(“proximate cause is an essential element of both
fraudulent misrepresentation and negligent misrepresentation
claims” (citation omitted)); Gibbs v. Ernst,
647 A.2d 882, 890-91 (Pa. 1994) (describing elements of
negligent-misrepresentation claim under Pennsylvania common
law, including proximate-cause requirement).
§ 552 contains the elements of a
negligent-misrepresentation claim (with § 552(2)
limiting what kind of loss is recoverable), § 552B
governs the issue of damages for a
negligent-misrepresentation claim. Section 552B provides:
(1) The damages recoverable for a negligent misrepresentation
are those necessary to compensate the plaintiff for the
pecuniary loss to him of which the misrepresentation is a
legal cause, including
(a) the difference between the value of what he has received
in the transaction and its purchase price or other value
given for it; and
(b) pecuniary loss suffered otherwise as a consequence of the
plaintiff's reliance upon the misrepresentation.
(2) the damages recoverable for a negligent misrepresentation
do not include the benefit of the plaintiff's contract
with the defendant.
the Pennsylvania Supreme Court has explicitly adopted §
552, it has not-yet-adopted § 552B. Federal courts in
this circuit, however, have predicted that the Pennsylvania
Supreme Court would adopt § 552B if the issue presented
itself. See Brand Mktg. Grp. LLC v. Intertek Testing
Servs., N.A., 801 F.3d 347, 356 (3d Cir. 2015)
(“we predict that the Pennsylvania Supreme Court would
adopt § 552B”); Torres v. Borzelleca, 641
F.Supp. 542, 546 (E.D. Pa. 1986) (“It is this
Court's prediction, however, that the Pennsylvania
Supreme Court would follow [S]ection 552B . . . .”).
Because this Court agrees with that prediction-and because
both plaintiffs and defendants rely on § 552B
(see ECF Nos. 53 at 5, 57 at 4)-the Court applies
§ 552B here.
Defendants' Discovery Requests
to defendants, the disputed requests for production relate to
four categories of documents:
(1) post-acquisition documents regarding the financial
performance of Altoona [Regional], including the
consideration paid by UPMC, Altoona [Regional's] value,
and the financial benefit derived by UPMC from the
acquisition, (2) post-acquisition valuations and assessments
regarding Altoona [Regional's] impact on UPMC's
health insurance business, (3) specific limited documents
regarding similar acquisitions by UPMC involving defined
benefit plans, and (4) pension valuation reports prepared by
UPMC's own actuaries for UPMC's pension plans, apart
from Altoona [Regional].
(ECF No. 57 at 4.) Condensing a dispute about 39 document
requests to 4 categories makes it a lot more manageable, but
not all of the disputed requests support defendants'
categorization.

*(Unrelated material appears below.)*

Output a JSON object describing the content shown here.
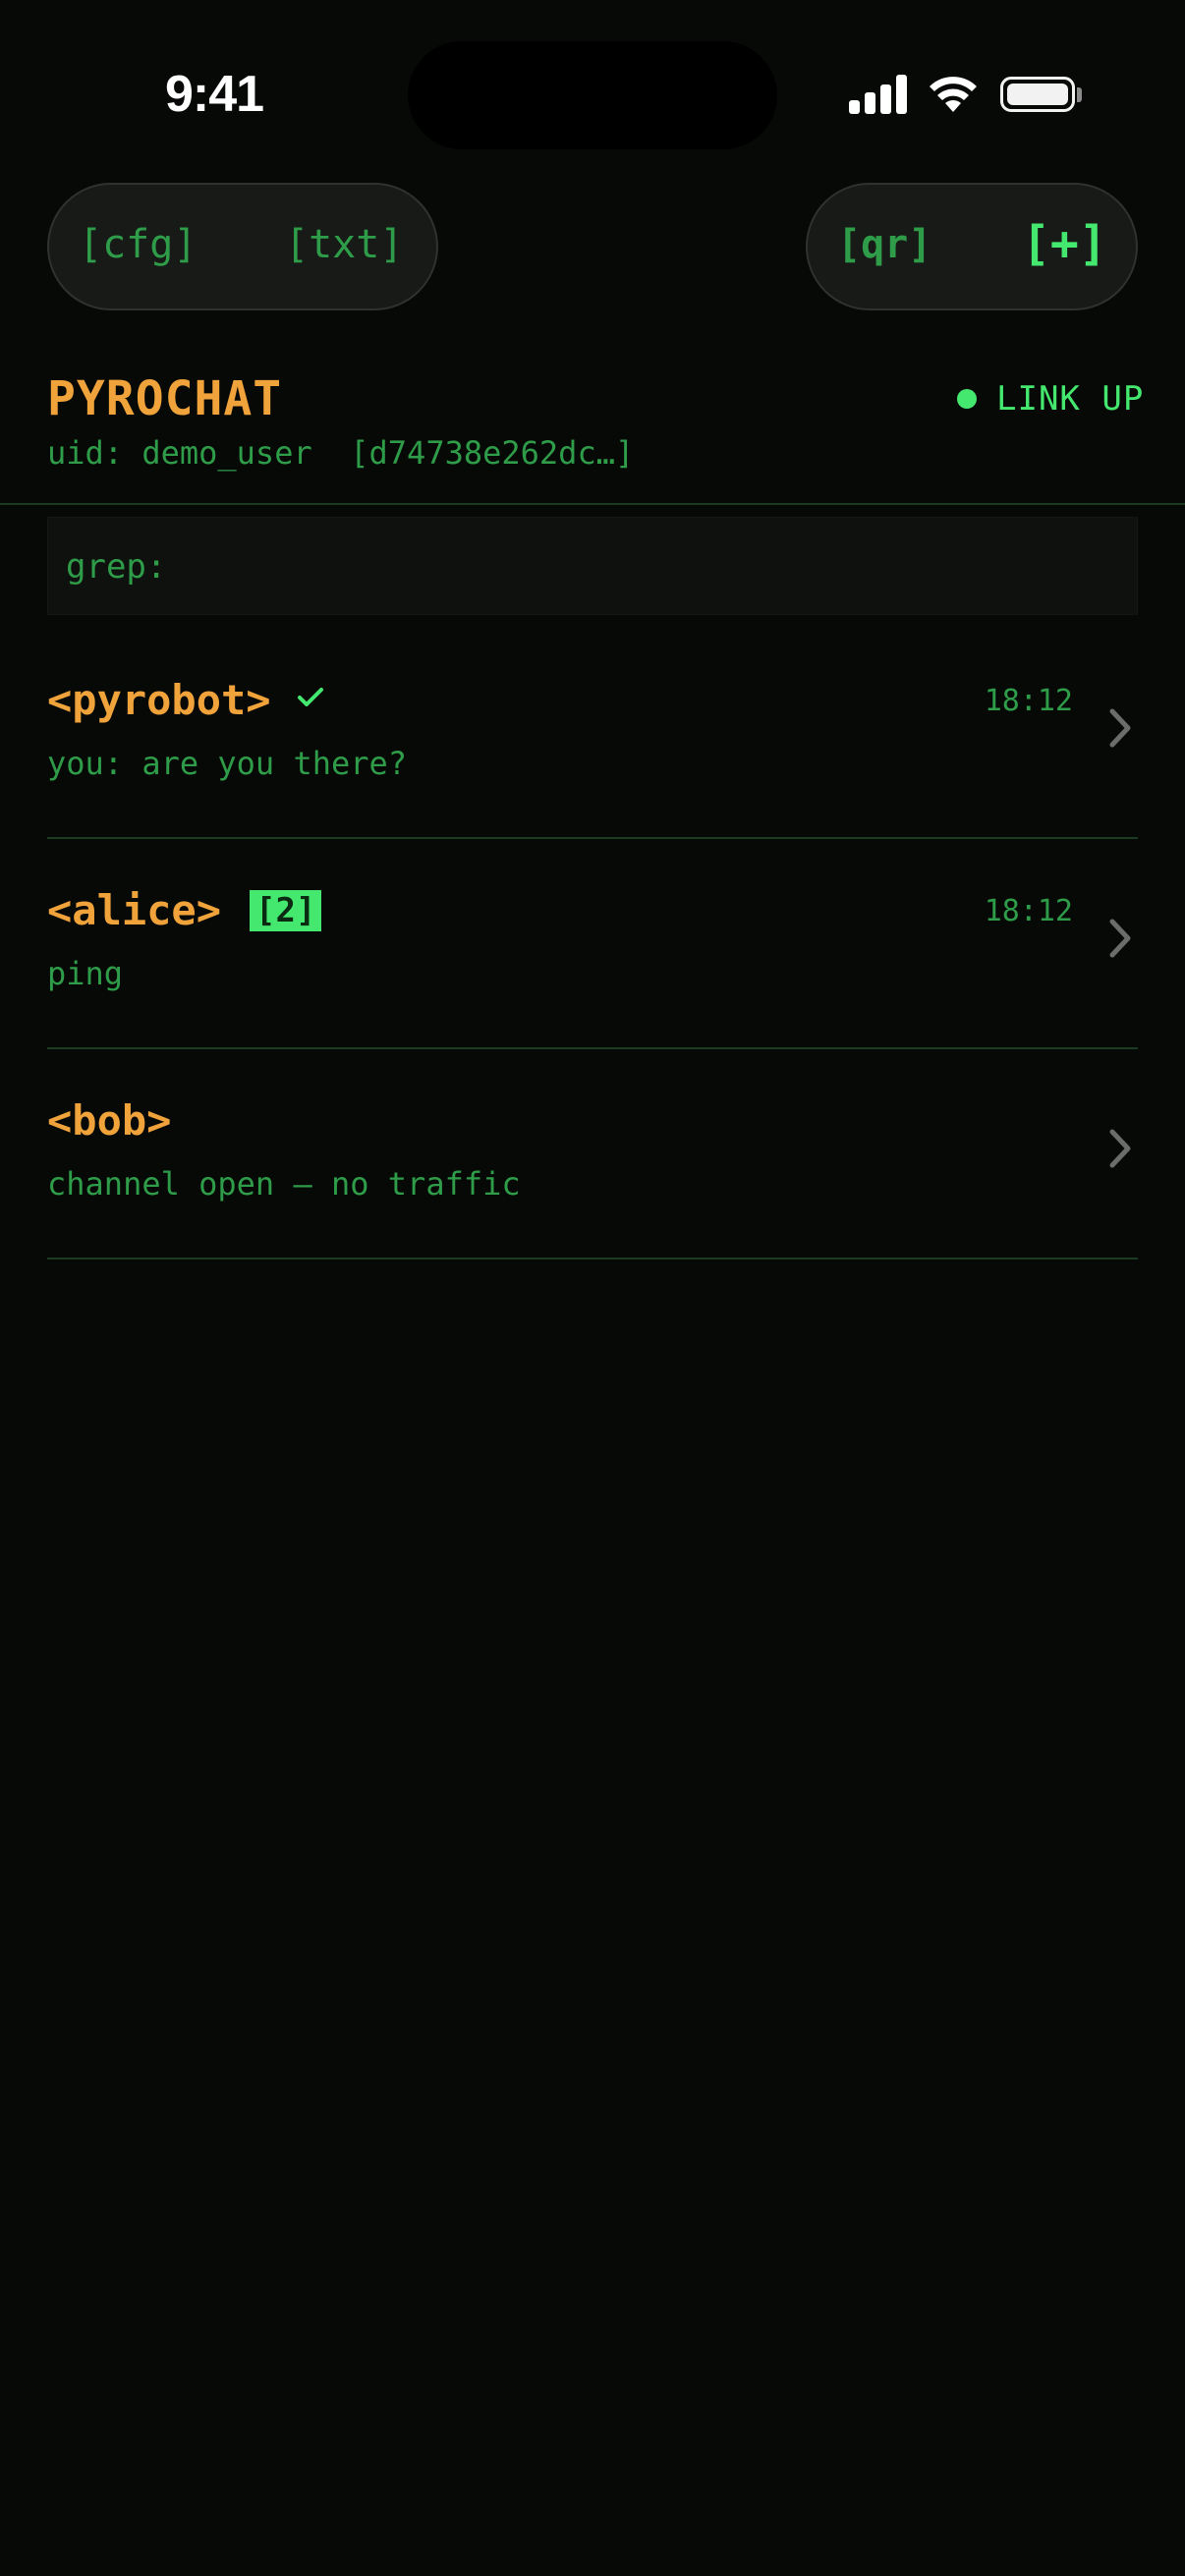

For example, requests 9-19 and 94-97-which
defendants contend fall within the first two categories of
requests seeking postacquisition documents (see ECF
No. 56-2 at 1)-contain no language limiting the requests to
postacquisition documents. Some of these requests actually
disclaim such a limitation. (See ECF No. 56-1
¶¶ 9 (“2008 to present”), 10-11
(“2011 to present”), 12-13 (“2008 to
present”), 14 (“2011 to present”), 15
(“prior to and after the Acquisition”) 16-19 (no
temporal scope), 94 (“2008 to the present”) 96-97
(same).) Based on defendants' arguments, the Court
assumes that defendants are now limiting these requests to
postacquisition documents only. The Court will thus analyze
defendants' first two categories of requests accordingly.
Postacquisition Financial Information (Requests 9-20, 72-75,
92, and ...